Talks about the bailout comes after SAA CEO Vuyani Jarana tendered his resignation earlier this week. He cited the lack of long-term sustainability and SAA’s penchant for not paying wages as some of the reasons for stepping down.
He was also frustrated by SAA’s ability to compete in the market and said the red tape of the position was frustrating. Jarana served as CEO since November 2017 and was hoping to fix SAA within four years. Bless him.
Bailout needed to make it through the year
The airline’s head of operations, Zukisa Ramasia, was appointed as acting CEO. The SAA team said on Friday that the airline needs an R4 billion bailout from the government to get through the financial year.
In addition, a bailout will also help the embattled airline to renegotiate its loan terms with the bank. As reported by eNCA, SAA board member Martin Kingston said in a news briefing on Friday:
“We are currently operating at a loss and that is the background to the request we’ve made for R4 billion of support for the current financial year. We are in discussion with lenders about repaying the R3.5 billion and extending the R9.2 billion over a protracted period of time.”
He explained that repaying the R3.5 billion debt will open the door for them “to access additional liquidity for the current financial year”. SAA has not made a profit since 2011.
SAA always in need of a bailout
This is also not the first time the airline needed a bailout from the government or private lenders. According to Africa Check, the government spent – some might say wasted – R29 billion on SAA from 1999 to 2017.
In October 2017, SAA received an R1.8 billion loan. Twelve months later, they received R5 billion and just three months after that, another R3.5 billion.

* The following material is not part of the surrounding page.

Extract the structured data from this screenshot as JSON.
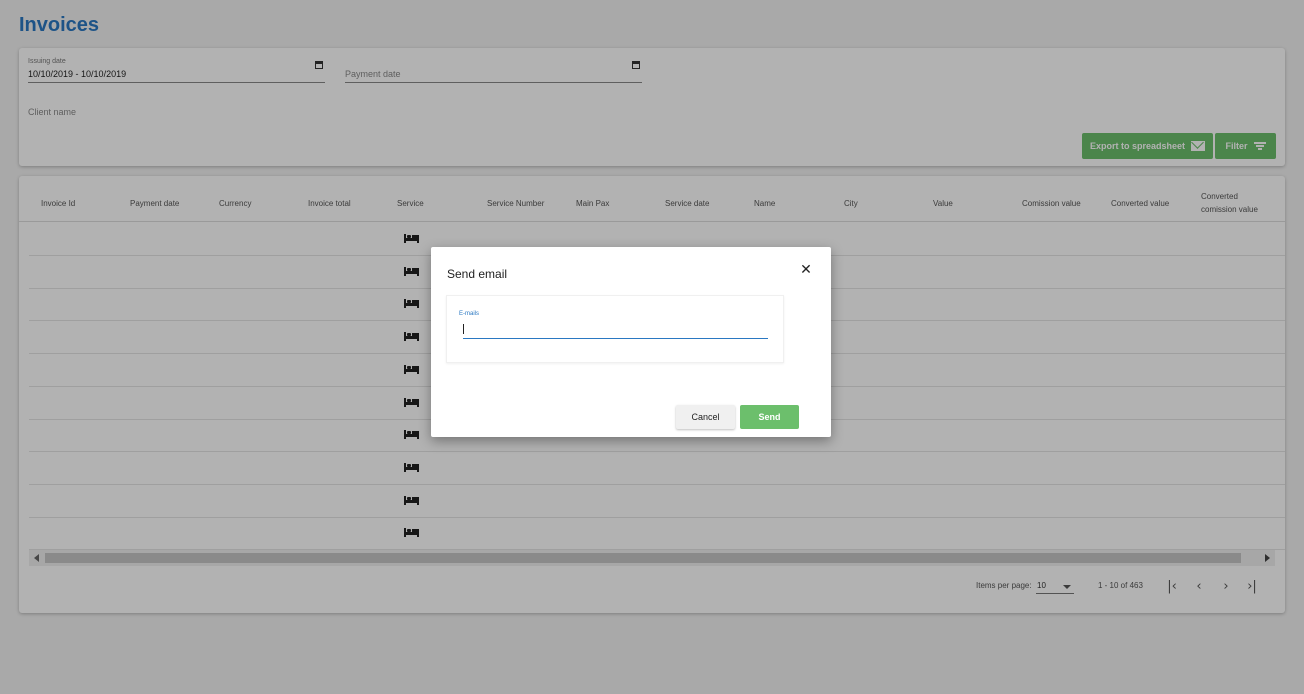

However, the latter came from private lenders.
So, to sum it all up; SAA to date walked off with just a smidgen less than R40 billion, over a period of two decades. Imagine.